“The wild landscapes of south-western Tasmania have a special place in my heart and the images of Lake Pedder I first saw as a teenager started this fascination for me; I was never fortunate enough to see the ‘real thing’.” Anita says, “Through my professional career as a restoration ecologist, I have studied many significant examples of restoration ecology in many places in Europe and heard how restoration can empower and benefit local communities and give a sense of purpose to the community as a whole.”
The Pedder impoundment provides less than 4% of Tasmania’s total electricity demand. An alternative power supply required, would be equivalent to the electricity output of a large wind farm, such as that currently being built at Cattle Hill, just 50 – 60 turbines. While scientific depth sounding and diving found the original Lake Pedder beach and its iconic dune system remain intact and in 1995 a federal House of Representatives Committee of Inquiry found restoration to be technically feasible.
“I now know we can now restore the beauty, ecological function and power of this place.” says Dr. Wild beaming with optimism.
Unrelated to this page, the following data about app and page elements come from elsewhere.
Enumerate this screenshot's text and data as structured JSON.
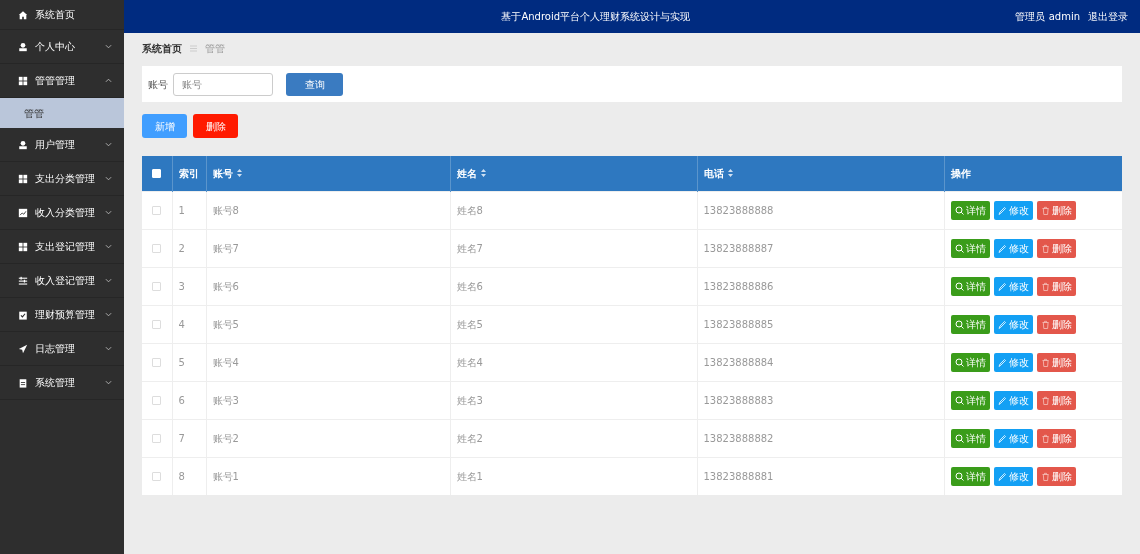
{
  "header": {
    "title": "基于Android平台个人理财系统设计与实现",
    "user": "管理员 admin",
    "logout": "退出登录"
  },
  "sidebar": {
    "items": [
      {
        "label": "系统首页"
      },
      {
        "label": "个人中心",
        "expanded": false
      },
      {
        "label": "管管管理",
        "expanded": true,
        "children": [
          {
            "label": "管管",
            "selected": true
          }
        ]
      },
      {
        "label": "用户管理",
        "expanded": false
      },
      {
        "label": "支出分类管理",
        "expanded": false
      },
      {
        "label": "收入分类管理",
        "expanded": false
      },
      {
        "label": "支出登记管理",
        "expanded": false
      },
      {
        "label": "收入登记管理",
        "expanded": false
      },
      {
        "label": "理财预算管理",
        "expanded": false
      },
      {
        "label": "日志管理",
        "expanded": false
      },
      {
        "label": "系统管理",
        "expanded": false
      }
    ]
  },
  "breadcrumb": [
    "系统首页",
    "管管"
  ],
  "search": {
    "label": "账号",
    "placeholder": "账号",
    "button": "查询"
  },
  "actions": [
    "新增",
    "删除"
  ],
  "table": {
    "select_all": false,
    "columns": [
      "索引",
      "账号",
      "姓名",
      "电话",
      "操作"
    ],
    "rows": [
      {
        "checked": false,
        "cells": [
          "1",
          "账号8",
          "姓名8",
          "13823888888"
        ],
        "actions": [
          "详情",
          "修改",
          "删除"
        ]
      },
      {
        "checked": false,
        "cells": [
          "2",
          "账号7",
          "姓名7",
          "13823888887"
        ],
        "actions": [
          "详情",
          "修改",
          "删除"
        ]
      },
      {
        "checked": false,
        "cells": [
          "3",
          "账号6",
          "姓名6",
          "13823888886"
        ],
        "actions": [
          "详情",
          "修改",
          "删除"
        ]
      },
      {
        "checked": false,
        "cells": [
          "4",
          "账号5",
          "姓名5",
          "13823888885"
        ],
        "actions": [
          "详情",
          "修改",
          "删除"
        ]
      },
      {
        "checked": false,
        "cells": [
          "5",
          "账号4",
          "姓名4",
          "13823888884"
        ],
        "actions": [
          "详情",
          "修改",
          "删除"
        ]
      },
      {
        "checked": false,
        "cells": [
          "6",
          "账号3",
          "姓名3",
          "13823888883"
        ],
        "actions": [
          "详情",
          "修改",
          "删除"
        ]
      },
      {
        "checked": false,
        "cells": [
          "7",
          "账号2",
          "姓名2",
          "13823888882"
        ],
        "actions": [
          "详情",
          "修改",
          "删除"
        ]
      },
      {
        "checked": false,
        "cells": [
          "8",
          "账号1",
          "姓名1",
          "13823888881"
        ],
        "actions": [
          "详情",
          "修改",
          "删除"
        ]
      }
    ]
  }
}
An area of 15,000 hectares (equivalent to 6,000 MCG’s) would be restored, making the Lake Pedder restoration one of the biggest ecological restoration projects in the world.
With the inevitable extreme weather events induced by climate change and midst a dual biodiversity and extinction crisis, the bold call the restore Pedder may be the optimistic symbol humanity needs in this time of anxious despair. A courageous undertaking to restore balance with the natural world. This is certainly how committee co-convenor Todd Dudley sees it.
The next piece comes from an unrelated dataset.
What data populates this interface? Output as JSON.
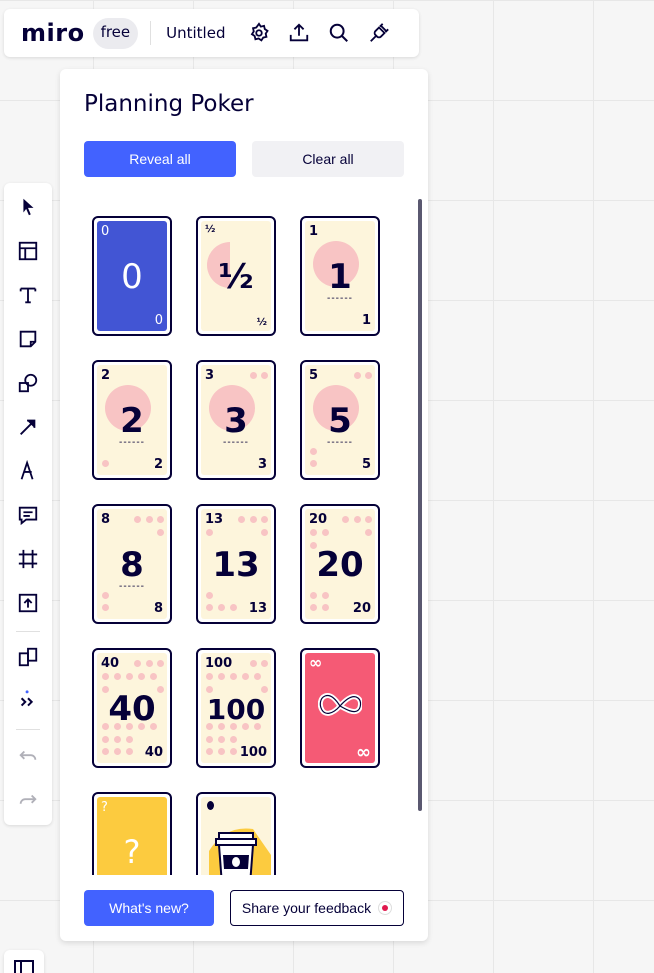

“The upcoming UN Decade of Ecosystem Restoration (2021-2030) signals a growing recognition that ecological restoration is an idea whose time has well and truly come.
I have been a bush regeneration/ecological restoration practitioner for over 35 years. Why is it worthwhile to restore an ecosystem? Why should a person or a group of people put time and effort into such activities? I believe that being involved in ecological restoration activities creates opportunities for people to contribute to the well being of nature. In the physical act of repairing the earth we can embrace the intrinsic value of our unique native plants, animals and landscapes.”
Lake Pedder has been the catalyst for Tasmanian environmental conservation efforts, Pedder was the unjustified loss initiated the world’s first Green political party, today mother nature is crying out for our help, the environmental tide has turned, as Todd summarises, “The restoration of Lake Pedder is an iconic project which can be a catalyst for Tasmania to become a leader in ecological restoration science, practice and ethics. Ecological restoration can be a paradigm for a positive relationship between humans and the natural world”
“The flooding of Lake Pedder was iconic for all the wrong reasons; now it can be restored for the right reasons.” concludes Dr. Wild, “I would say the question is not why? It’s why not?”
The Lake Pedder Restoration Committee needs your help. Please donate today at: https://chuffed.org/project/restorepedder. These funds will be used to get the advice of engineers, energy specialists and economists to model dam removal scenarios and provide the advice we need to show that Pedder can be restored while achieving a renewable energy future for Tasmania. The summer of 2021-22 will be 50 years since Lake Pedder was flooded. We want agreement to pull the plug and Restore Pedder by this anniversary. We have a plan. We need your help to make it happen.
Check out www.lakepedder.org for more info .
(Photos: Andy Szollosi, Geoff Parr, David Neilson)